This history of the Women’s Co-operative Guild celebrates the 100th birthday of a remarkable organisation. When the Guild was founded in 1883, working class women had no public voice and were widely exploited at work and in the home. The Guild quickly became one of the first radical feminist groups to identify and challenge sexual prejudice and oppression, and to fight for change. Guildswomen were active in the campaign for maternity benefit, and improved infant and child care facilities. They defied convention by demanding easier divorce, and in the 1930’s bravely supported the Peace Movement by initiating the White Poppy Campaign.

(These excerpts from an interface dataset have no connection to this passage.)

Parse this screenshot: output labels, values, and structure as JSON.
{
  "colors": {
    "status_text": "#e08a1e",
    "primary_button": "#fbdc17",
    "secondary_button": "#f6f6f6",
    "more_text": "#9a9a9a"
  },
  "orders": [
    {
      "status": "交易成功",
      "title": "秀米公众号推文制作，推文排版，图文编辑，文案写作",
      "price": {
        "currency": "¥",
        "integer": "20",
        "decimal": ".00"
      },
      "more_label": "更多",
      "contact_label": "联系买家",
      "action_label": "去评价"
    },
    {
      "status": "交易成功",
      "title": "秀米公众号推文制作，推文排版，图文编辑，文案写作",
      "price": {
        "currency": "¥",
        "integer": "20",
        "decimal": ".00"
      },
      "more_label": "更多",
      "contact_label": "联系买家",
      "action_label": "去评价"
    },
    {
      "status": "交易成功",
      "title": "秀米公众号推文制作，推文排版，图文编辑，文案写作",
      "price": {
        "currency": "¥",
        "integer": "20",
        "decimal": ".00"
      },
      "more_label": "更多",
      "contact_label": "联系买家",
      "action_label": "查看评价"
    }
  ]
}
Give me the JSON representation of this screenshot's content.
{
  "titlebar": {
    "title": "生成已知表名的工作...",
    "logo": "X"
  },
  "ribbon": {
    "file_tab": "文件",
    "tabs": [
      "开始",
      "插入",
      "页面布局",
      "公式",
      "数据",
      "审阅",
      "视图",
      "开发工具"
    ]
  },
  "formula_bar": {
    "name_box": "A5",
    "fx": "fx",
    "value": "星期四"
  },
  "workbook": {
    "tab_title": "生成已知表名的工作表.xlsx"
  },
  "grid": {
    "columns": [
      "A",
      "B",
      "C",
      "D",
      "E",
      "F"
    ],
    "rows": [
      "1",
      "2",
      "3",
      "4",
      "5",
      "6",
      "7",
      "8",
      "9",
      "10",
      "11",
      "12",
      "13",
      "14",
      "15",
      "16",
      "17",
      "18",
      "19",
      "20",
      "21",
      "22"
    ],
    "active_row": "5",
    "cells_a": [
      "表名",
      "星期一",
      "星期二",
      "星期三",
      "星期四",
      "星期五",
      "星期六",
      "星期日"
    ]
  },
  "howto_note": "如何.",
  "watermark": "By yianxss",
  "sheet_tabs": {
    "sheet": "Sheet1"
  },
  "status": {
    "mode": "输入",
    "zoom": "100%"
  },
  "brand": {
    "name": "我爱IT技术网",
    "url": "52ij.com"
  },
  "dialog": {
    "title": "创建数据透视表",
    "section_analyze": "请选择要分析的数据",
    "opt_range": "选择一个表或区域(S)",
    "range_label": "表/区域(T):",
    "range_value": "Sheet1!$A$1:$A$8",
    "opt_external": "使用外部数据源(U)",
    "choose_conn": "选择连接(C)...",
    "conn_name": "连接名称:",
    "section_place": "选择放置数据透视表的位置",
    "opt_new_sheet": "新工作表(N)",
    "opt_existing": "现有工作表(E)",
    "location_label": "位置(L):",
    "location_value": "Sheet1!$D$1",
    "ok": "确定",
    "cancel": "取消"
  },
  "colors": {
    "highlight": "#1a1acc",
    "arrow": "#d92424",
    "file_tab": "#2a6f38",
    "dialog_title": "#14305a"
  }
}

By 1939 the Guild’s 87,000 belonged to an organisation of national reputation and importance.
After the upheavals of the war the Guild found it difficult to compete with other claims on women’s free time, and met new problems associated with the decline in the number of Co-operative outlets. Nevertheless, Guildswomen continued to campaign vigorously for a wide range of radical social policies. The Guild continues to provide an outlet for the campaigning, creative and caring interests of its thousands of members.
The stirring events of the Guild’s foundation and its campaigns, as well as its adjustments to the changing social and economic environment of recent decades, are recounted in this centenary history. The book will be of special interest to Guild members, but it will also appeal to anyone with a concern for women’s role in society. It is also an important addition to the academic literature on the women’s movement.
From the back cover
The Co-operative Women’s Guild ceased to be a national organisation in June 2016. At a special general meeting in Coventry on 6 October 2015 a proposal to dissolve, put forward by the guild’s national executive committee (NEC), was carried by 27 votes to 3. Local branches can continue their activities.
Author: Jean Gaffin & David ThomsShelf Five